Data about app and page elements

***

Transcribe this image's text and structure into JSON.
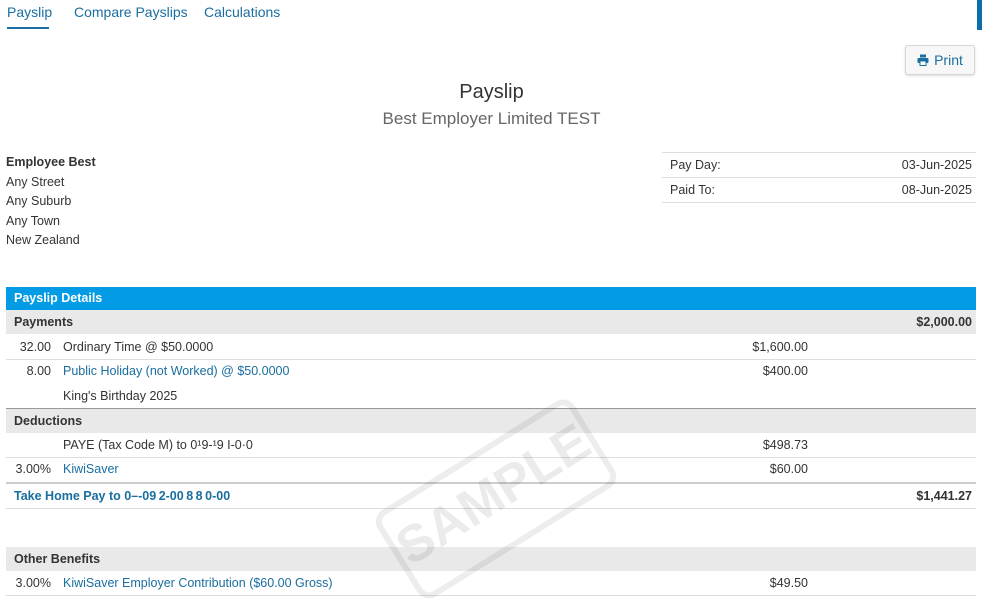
{
  "tabs": [
    {
      "label": "Payslip"
    },
    {
      "label": "Compare Payslips"
    },
    {
      "label": "Calculations"
    }
  ],
  "print_label": "Print",
  "header": {
    "title": "Payslip",
    "employer": "Best Employer Limited TEST"
  },
  "employee": {
    "name": "Employee Best",
    "street": "Any Street",
    "suburb": "Any Suburb",
    "town": "Any Town",
    "country": "New Zealand"
  },
  "pay_info": {
    "pay_day_label": "Pay Day:",
    "pay_day": "03-Jun-2025",
    "paid_to_label": "Paid To:",
    "paid_to": "08-Jun-2025"
  },
  "details": {
    "section_title": "Payslip Details",
    "payments": {
      "label": "Payments",
      "total": "$2,000.00",
      "rows": [
        {
          "qty": "32.00",
          "desc": "Ordinary Time @ $50.0000",
          "amount": "$1,600.00"
        },
        {
          "qty": "8.00",
          "desc": "Public Holiday (not Worked) @ $50.0000",
          "amount": "$400.00"
        }
      ],
      "note": "King's Birthday 2025"
    },
    "deductions": {
      "label": "Deductions",
      "rows": [
        {
          "qty": "",
          "desc": "PAYE (Tax Code M) to 0¹9-¹9 I-0·0",
          "amount": "$498.73"
        },
        {
          "qty": "3.00%",
          "desc": "KiwiSaver",
          "amount": "$60.00"
        }
      ]
    },
    "take_home": {
      "label": "Take Home Pay to 0–-09 2-00 8 8 0-00",
      "total": "$1,441.27"
    },
    "other_benefits": {
      "label": "Other Benefits",
      "rows": [
        {
          "qty": "3.00%",
          "desc": "KiwiSaver Employer Contribution ($60.00 Gross)",
          "amount": "$49.50"
        }
      ]
    }
  },
  "watermark": "SAMPLE",
  "colors": {
    "accent": "#039be5",
    "link": "#1a6ea0"
  }
}
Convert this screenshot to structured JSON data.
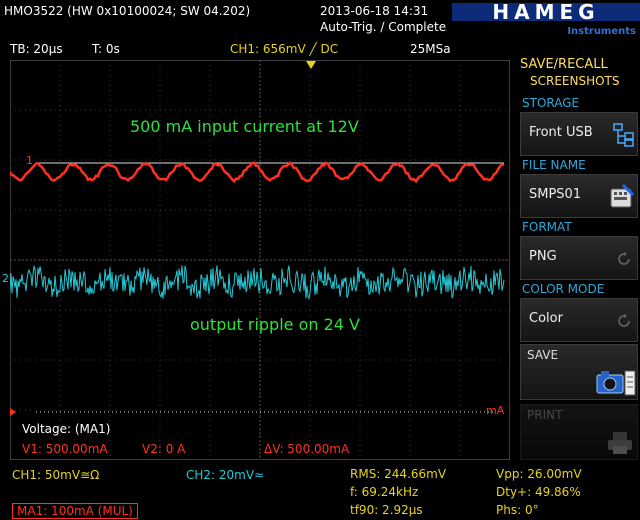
{
  "header": {
    "device": "HMO3522 (HW 0x10100024; SW 04.202)",
    "datetime": "2013-06-18 14:31",
    "trigger_status": "Auto-Trig. / Complete",
    "logo_text": "HAMEG",
    "logo_sub": "Instruments"
  },
  "info": {
    "timebase": "TB: 20µs",
    "trigger_time": "T: 0s",
    "channel_setting": "CH1: 656mV ╱ DC",
    "sample_rate": "25MSa"
  },
  "scope": {
    "annotation_top": "500 mA input current at 12V",
    "annotation_bottom": "output ripple on 24 V",
    "ch1_marker": "1",
    "ch2_marker": "2",
    "ma_marker": "mA",
    "cursor_title": "Voltage: (MA1)",
    "v1": "V1: 500.00mA",
    "v2": "V2: 0 A",
    "dv": "ΔV: 500.00mA",
    "ch1_color": "#ff3020",
    "ch2_color": "#23c9d6"
  },
  "measurements": {
    "ch1": "CH1: 50mV≅Ω",
    "ch2": "CH2: 20mV≈",
    "ma1": "MA1: 100mA (MUL)",
    "rms": "RMS: 244.66mV",
    "freq": "f: 69.24kHz",
    "tf90": "tf90: 2.92µs",
    "vpp": "Vpp: 26.00mV",
    "dty": "Dty+: 49.86%",
    "phs": "Phs: 0°"
  },
  "menu": {
    "title_line1": "SAVE/RECALL",
    "title_line2": "SCREENSHOTS",
    "storage_label": "STORAGE",
    "storage_value": "Front USB",
    "filename_label": "FILE NAME",
    "filename_value": "SMPS01",
    "format_label": "FORMAT",
    "format_value": "PNG",
    "colormode_label": "COLOR MODE",
    "colormode_value": "Color",
    "save_label": "SAVE",
    "print_label": "PRINT"
  }
}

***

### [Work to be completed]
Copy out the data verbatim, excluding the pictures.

### [Answer box]
Transcribe this image's text and structure into JSON.
{
  "tabs": [
    {
      "label": "Payslip"
    },
    {
      "label": "Compare Payslips"
    },
    {
      "label": "Calculations"
    }
  ],
  "print_label": "Print",
  "header": {
    "title": "Payslip",
    "employer": "Best Employer Limited TEST"
  },
  "employee": {
    "name": "Employee Best",
    "street": "Any Street",
    "suburb": "Any Suburb",
    "town": "Any Town",
    "country": "New Zealand"
  },
  "pay_info": {
    "pay_day_label": "Pay Day:",
    "pay_day": "03-Jun-2025",
    "paid_to_label": "Paid To:",
    "paid_to": "08-Jun-2025"
  },
  "details": {
    "section_title": "Payslip Details",
    "payments": {
      "label": "Payments",
      "total": "$2,000.00",
      "rows": [
        {
          "qty": "32.00",
          "desc": "Ordinary Time @ $50.0000",
          "amount": "$1,600.00"
        },
        {
          "qty": "8.00",
          "desc": "Public Holiday (not Worked) @ $50.0000",
          "amount": "$400.00"
        }
      ],
      "note": "King's Birthday 2025"
    },
    "deductions": {
      "label": "Deductions",
      "rows": [
        {
          "qty": "",
          "desc": "PAYE (Tax Code M) to 0¹9-¹9 I-0·0",
          "amount": "$498.73"
        },
        {
          "qty": "3.00%",
          "desc": "KiwiSaver",
          "amount": "$60.00"
        }
      ]
    },
    "take_home": {
      "label": "Take Home Pay to 0–-09 2-00 8 8 0-00",
      "total": "$1,441.27"
    },
    "other_benefits": {
      "label": "Other Benefits",
      "rows": [
        {
          "qty": "3.00%",
          "desc": "KiwiSaver Employer Contribution ($60.00 Gross)",
          "amount": "$49.50"
        }
      ]
    }
  },
  "watermark": "SAMPLE",
  "colors": {
    "accent": "#039be5",
    "link": "#1a6ea0"
  }
}
Convert this screenshot to structured JSON data.
{
  "header": {
    "device": "HMO3522 (HW 0x10100024; SW 04.202)",
    "datetime": "2013-06-18 14:31",
    "trigger_status": "Auto-Trig. / Complete",
    "logo_text": "HAMEG",
    "logo_sub": "Instruments"
  },
  "info": {
    "timebase": "TB: 20µs",
    "trigger_time": "T: 0s",
    "channel_setting": "CH1: 656mV ╱ DC",
    "sample_rate": "25MSa"
  },
  "scope": {
    "annotation_top": "500 mA input current at 12V",
    "annotation_bottom": "output ripple on 24 V",
    "ch1_marker": "1",
    "ch2_marker": "2",
    "ma_marker": "mA",
    "cursor_title": "Voltage: (MA1)",
    "v1": "V1: 500.00mA",
    "v2": "V2: 0 A",
    "dv": "ΔV: 500.00mA",
    "ch1_color": "#ff3020",
    "ch2_color": "#23c9d6"
  },
  "measurements": {
    "ch1": "CH1: 50mV≅Ω",
    "ch2": "CH2: 20mV≈",
    "ma1": "MA1: 100mA (MUL)",
    "rms": "RMS: 244.66mV",
    "freq": "f: 69.24kHz",
    "tf90": "tf90: 2.92µs",
    "vpp": "Vpp: 26.00mV",
    "dty": "Dty+: 49.86%",
    "phs": "Phs: 0°"
  },
  "menu": {
    "title_line1": "SAVE/RECALL",
    "title_line2": "SCREENSHOTS",
    "storage_label": "STORAGE",
    "storage_value": "Front USB",
    "filename_label": "FILE NAME",
    "filename_value": "SMPS01",
    "format_label": "FORMAT",
    "format_value": "PNG",
    "colormode_label": "COLOR MODE",
    "colormode_value": "Color",
    "save_label": "SAVE",
    "print_label": "PRINT"
  }
}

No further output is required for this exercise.